§ Mr. Speaker
The title "Parliamentary Committee" has a technical meaning and can be properly used only by a body appointed by one or both of the Houses of Parliament. Its use by bodies not so appointed is, as the hon. Member says, apt to mislead the public by suggesting that the body has an authority and powers which it does not in fact possess. It ought not to be impossible to find some other term to designate bodies, entirely or partly composed of Members of Parliament but not appointed by Parliament,. which would sufficiently indicate their connection with Parliament without giving rise to misconception. In some cases, "Private Members' Committee" would do; in others, "Parliamentary Group." I think the good sense and ingenuity of Members can be relied on to find a form of designation appropriate to each particular case, once the principle governing the use of the 1404 term "Parliamentary Committee" is pointed out.

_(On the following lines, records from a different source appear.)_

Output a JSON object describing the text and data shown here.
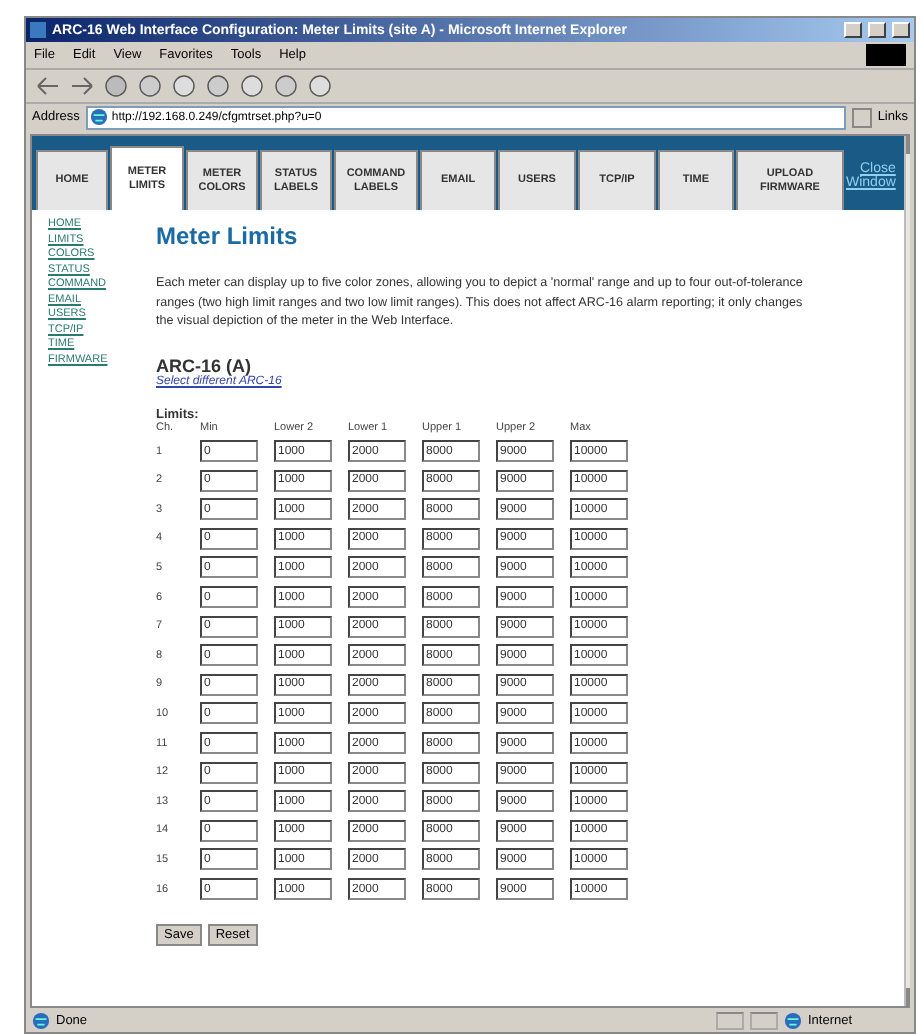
{
  "window": {
    "title": "ARC-16 Web Interface Configuration: Meter Limits (site A) - Microsoft Internet Explorer"
  },
  "menu": [
    "File",
    "Edit",
    "View",
    "Favorites",
    "Tools",
    "Help"
  ],
  "address": {
    "label": "Address",
    "value": "http://192.168.0.249/cfgmtrset.php?u=0",
    "links": "Links"
  },
  "tabs": [
    {
      "label": "HOME",
      "selected": false
    },
    {
      "label": "METER\nLIMITS",
      "selected": true
    },
    {
      "label": "METER\nCOLORS",
      "selected": false
    },
    {
      "label": "STATUS\nLABELS",
      "selected": false
    },
    {
      "label": "COMMAND\nLABELS",
      "selected": false
    },
    {
      "label": "EMAIL",
      "selected": false
    },
    {
      "label": "USERS",
      "selected": false
    },
    {
      "label": "TCP/IP",
      "selected": false
    },
    {
      "label": "TIME",
      "selected": false
    },
    {
      "label": "UPLOAD\nFIRMWARE",
      "selected": false
    }
  ],
  "close_link": "Close\nWindow",
  "sidebar": [
    "HOME",
    "LIMITS",
    "COLORS",
    "STATUS",
    "COMMAND",
    "EMAIL",
    "USERS",
    "TCP/IP",
    "TIME",
    "FIRMWARE"
  ],
  "heading": "Meter Limits",
  "description": "Each meter can display up to five color zones, allowing you to depict a 'normal' range and up to four out-of-tolerance ranges (two high limit ranges and two low limit ranges). This does not affect ARC-16 alarm reporting; it only changes the visual depiction of the meter in the Web Interface.",
  "device": "ARC-16 (A)",
  "select_link": "Select different ARC-16",
  "limits_label": "Limits:",
  "columns": [
    "Ch.",
    "Min",
    "Lower 2",
    "Lower 1",
    "Upper 1",
    "Upper 2",
    "Max"
  ],
  "rows": [
    {
      "ch": "1",
      "values": [
        "0",
        "1000",
        "2000",
        "8000",
        "9000",
        "10000"
      ]
    },
    {
      "ch": "2",
      "values": [
        "0",
        "1000",
        "2000",
        "8000",
        "9000",
        "10000"
      ]
    },
    {
      "ch": "3",
      "values": [
        "0",
        "1000",
        "2000",
        "8000",
        "9000",
        "10000"
      ]
    },
    {
      "ch": "4",
      "values": [
        "0",
        "1000",
        "2000",
        "8000",
        "9000",
        "10000"
      ]
    },
    {
      "ch": "5",
      "values": [
        "0",
        "1000",
        "2000",
        "8000",
        "9000",
        "10000"
      ]
    },
    {
      "ch": "6",
      "values": [
        "0",
        "1000",
        "2000",
        "8000",
        "9000",
        "10000"
      ]
    },
    {
      "ch": "7",
      "values": [
        "0",
        "1000",
        "2000",
        "8000",
        "9000",
        "10000"
      ]
    },
    {
      "ch": "8",
      "values": [
        "0",
        "1000",
        "2000",
        "8000",
        "9000",
        "10000"
      ]
    },
    {
      "ch": "9",
      "values": [
        "0",
        "1000",
        "2000",
        "8000",
        "9000",
        "10000"
      ]
    },
    {
      "ch": "10",
      "values": [
        "0",
        "1000",
        "2000",
        "8000",
        "9000",
        "10000"
      ]
    },
    {
      "ch": "11",
      "values": [
        "0",
        "1000",
        "2000",
        "8000",
        "9000",
        "10000"
      ]
    },
    {
      "ch": "12",
      "values": [
        "0",
        "1000",
        "2000",
        "8000",
        "9000",
        "10000"
      ]
    },
    {
      "ch": "13",
      "values": [
        "0",
        "1000",
        "2000",
        "8000",
        "9000",
        "10000"
      ]
    },
    {
      "ch": "14",
      "values": [
        "0",
        "1000",
        "2000",
        "8000",
        "9000",
        "10000"
      ]
    },
    {
      "ch": "15",
      "values": [
        "0",
        "1000",
        "2000",
        "8000",
        "9000",
        "10000"
      ]
    },
    {
      "ch": "16",
      "values": [
        "0",
        "1000",
        "2000",
        "8000",
        "9000",
        "10000"
      ]
    }
  ],
  "buttons": [
    "Save",
    "Reset"
  ],
  "status_bar": {
    "left": "Done",
    "zone": "Internet"
  }
}
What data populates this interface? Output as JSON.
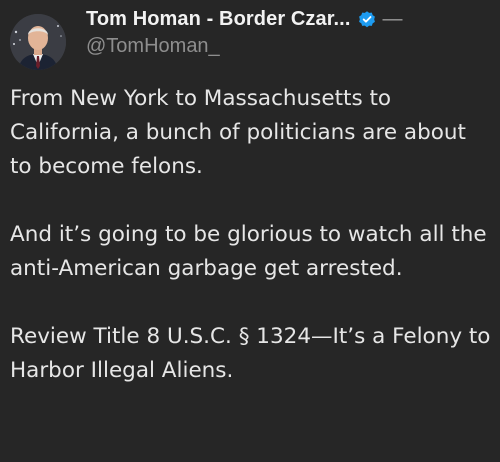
{
  "post": {
    "author": {
      "display_name": "Tom Homan - Border Czar...",
      "handle": "@TomHoman_",
      "verified": true,
      "verified_color": "#1d9bf0",
      "avatar_icon": "profile-photo"
    },
    "more_indicator": "—",
    "paragraphs": [
      "From New York to Massachusetts to California, a bunch of politicians are about to become felons.",
      "And it’s going to be glorious to watch all the anti-American garbage get arrested.",
      "Review Title 8 U.S.C. § 1324—It’s a Felony to Harbor Illegal Aliens."
    ]
  },
  "colors": {
    "background": "#262626",
    "text": "#e6e6e6",
    "handle": "#8e8e8e"
  }
}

§ Mr. Thorne
Will that Ruling interfere with the committees sometimes set up by local bodies or local authorities? As a rule, at the commencement of the year, they elect what is known as a Parliamentary Committee.
§ Mr. Speaker
I do not think those terms are so misleading as when they are applied to committees of this House. Those bodies have obviously been appointed by organisations outside, and not by this House, and the general public quite understand. If there is any case of doubt, I should be glad if it could be submitted to me for consideration.